Exercise details: Set down every line below, word for word.

◇ ◇ ◇ ◇ ◇ ◇ ◇

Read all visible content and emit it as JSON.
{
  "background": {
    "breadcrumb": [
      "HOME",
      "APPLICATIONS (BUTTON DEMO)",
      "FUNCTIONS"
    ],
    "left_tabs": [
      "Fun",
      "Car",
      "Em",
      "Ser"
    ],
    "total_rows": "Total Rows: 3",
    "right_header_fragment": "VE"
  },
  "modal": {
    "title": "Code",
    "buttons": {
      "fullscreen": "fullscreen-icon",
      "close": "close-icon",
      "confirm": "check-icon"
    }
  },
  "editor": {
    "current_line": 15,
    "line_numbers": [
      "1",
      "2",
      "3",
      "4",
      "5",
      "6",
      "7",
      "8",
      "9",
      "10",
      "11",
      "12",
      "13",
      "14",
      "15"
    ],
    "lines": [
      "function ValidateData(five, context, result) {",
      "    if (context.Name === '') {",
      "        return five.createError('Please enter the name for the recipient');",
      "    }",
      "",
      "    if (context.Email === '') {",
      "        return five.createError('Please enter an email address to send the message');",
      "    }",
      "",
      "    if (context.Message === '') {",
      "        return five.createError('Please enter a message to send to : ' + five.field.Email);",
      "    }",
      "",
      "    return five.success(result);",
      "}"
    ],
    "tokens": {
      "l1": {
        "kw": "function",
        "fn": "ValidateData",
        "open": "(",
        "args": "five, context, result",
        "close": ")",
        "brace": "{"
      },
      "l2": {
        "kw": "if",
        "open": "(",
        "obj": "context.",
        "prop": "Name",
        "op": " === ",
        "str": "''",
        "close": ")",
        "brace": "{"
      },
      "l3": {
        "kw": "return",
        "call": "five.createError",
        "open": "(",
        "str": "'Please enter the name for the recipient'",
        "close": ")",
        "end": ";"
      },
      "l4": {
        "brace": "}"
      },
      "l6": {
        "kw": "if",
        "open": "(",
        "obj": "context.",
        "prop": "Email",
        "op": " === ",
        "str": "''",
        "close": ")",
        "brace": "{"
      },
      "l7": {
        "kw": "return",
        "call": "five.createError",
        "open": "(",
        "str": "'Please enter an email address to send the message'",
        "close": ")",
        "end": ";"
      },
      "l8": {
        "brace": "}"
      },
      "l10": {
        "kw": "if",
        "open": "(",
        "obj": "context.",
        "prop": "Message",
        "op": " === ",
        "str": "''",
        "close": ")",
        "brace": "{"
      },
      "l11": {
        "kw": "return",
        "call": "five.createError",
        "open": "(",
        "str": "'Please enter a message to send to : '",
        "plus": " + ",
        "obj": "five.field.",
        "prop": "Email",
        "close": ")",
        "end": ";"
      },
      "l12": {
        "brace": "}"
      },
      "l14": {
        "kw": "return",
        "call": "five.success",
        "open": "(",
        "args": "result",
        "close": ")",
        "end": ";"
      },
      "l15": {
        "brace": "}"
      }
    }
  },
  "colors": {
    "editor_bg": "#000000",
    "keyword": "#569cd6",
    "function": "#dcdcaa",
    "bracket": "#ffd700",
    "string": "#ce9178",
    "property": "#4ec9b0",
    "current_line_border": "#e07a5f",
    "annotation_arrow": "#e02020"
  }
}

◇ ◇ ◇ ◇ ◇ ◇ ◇

Result:
Read all visible content and emit it as JSON.
{
  "background": {
    "breadcrumb": [
      "HOME",
      "APPLICATIONS (BUTTON DEMO)",
      "FUNCTIONS"
    ],
    "left_tabs": [
      "Fun",
      "Car",
      "Em",
      "Ser"
    ],
    "total_rows": "Total Rows: 3",
    "right_header_fragment": "VE"
  },
  "modal": {
    "title": "Code",
    "buttons": {
      "fullscreen": "fullscreen-icon",
      "close": "close-icon",
      "confirm": "check-icon"
    }
  },
  "editor": {
    "current_line": 15,
    "line_numbers": [
      "1",
      "2",
      "3",
      "4",
      "5",
      "6",
      "7",
      "8",
      "9",
      "10",
      "11",
      "12",
      "13",
      "14",
      "15"
    ],
    "lines": [
      "function ValidateData(five, context, result) {",
      "    if (context.Name === '') {",
      "        return five.createError('Please enter the name for the recipient');",
      "    }",
      "",
      "    if (context.Email === '') {",
      "        return five.createError('Please enter an email address to send the message');",
      "    }",
      "",
      "    if (context.Message === '') {",
      "        return five.createError('Please enter a message to send to : ' + five.field.Email);",
      "    }",
      "",
      "    return five.success(result);",
      "}"
    ],
    "tokens": {
      "l1": {
        "kw": "function",
        "fn": "ValidateData",
        "open": "(",
        "args": "five, context, result",
        "close": ")",
        "brace": "{"
      },
      "l2": {
        "kw": "if",
        "open": "(",
        "obj": "context.",
        "prop": "Name",
        "op": " === ",
        "str": "''",
        "close": ")",
        "brace": "{"
      },
      "l3": {
        "kw": "return",
        "call": "five.createError",
        "open": "(",
        "str": "'Please enter the name for the recipient'",
        "close": ")",
        "end": ";"
      },
      "l4": {
        "brace": "}"
      },
      "l6": {
        "kw": "if",
        "open": "(",
        "obj": "context.",
        "prop": "Email",
        "op": " === ",
        "str": "''",
        "close": ")",
        "brace": "{"
      },
      "l7": {
        "kw": "return",
        "call": "five.createError",
        "open": "(",
        "str": "'Please enter an email address to send the message'",
        "close": ")",
        "end": ";"
      },
      "l8": {
        "brace": "}"
      },
      "l10": {
        "kw": "if",
        "open": "(",
        "obj": "context.",
        "prop": "Message",
        "op": " === ",
        "str": "''",
        "close": ")",
        "brace": "{"
      },
      "l11": {
        "kw": "return",
        "call": "five.createError",
        "open": "(",
        "str": "'Please enter a message to send to : '",
        "plus": " + ",
        "obj": "five.field.",
        "prop": "Email",
        "close": ")",
        "end": ";"
      },
      "l12": {
        "brace": "}"
      },
      "l14": {
        "kw": "return",
        "call": "five.success",
        "open": "(",
        "args": "result",
        "close": ")",
        "end": ";"
      },
      "l15": {
        "brace": "}"
      }
    }
  },
  "colors": {
    "editor_bg": "#000000",
    "keyword": "#569cd6",
    "function": "#dcdcaa",
    "bracket": "#ffd700",
    "string": "#ce9178",
    "property": "#4ec9b0",
    "current_line_border": "#e07a5f",
    "annotation_arrow": "#e02020"
  }
}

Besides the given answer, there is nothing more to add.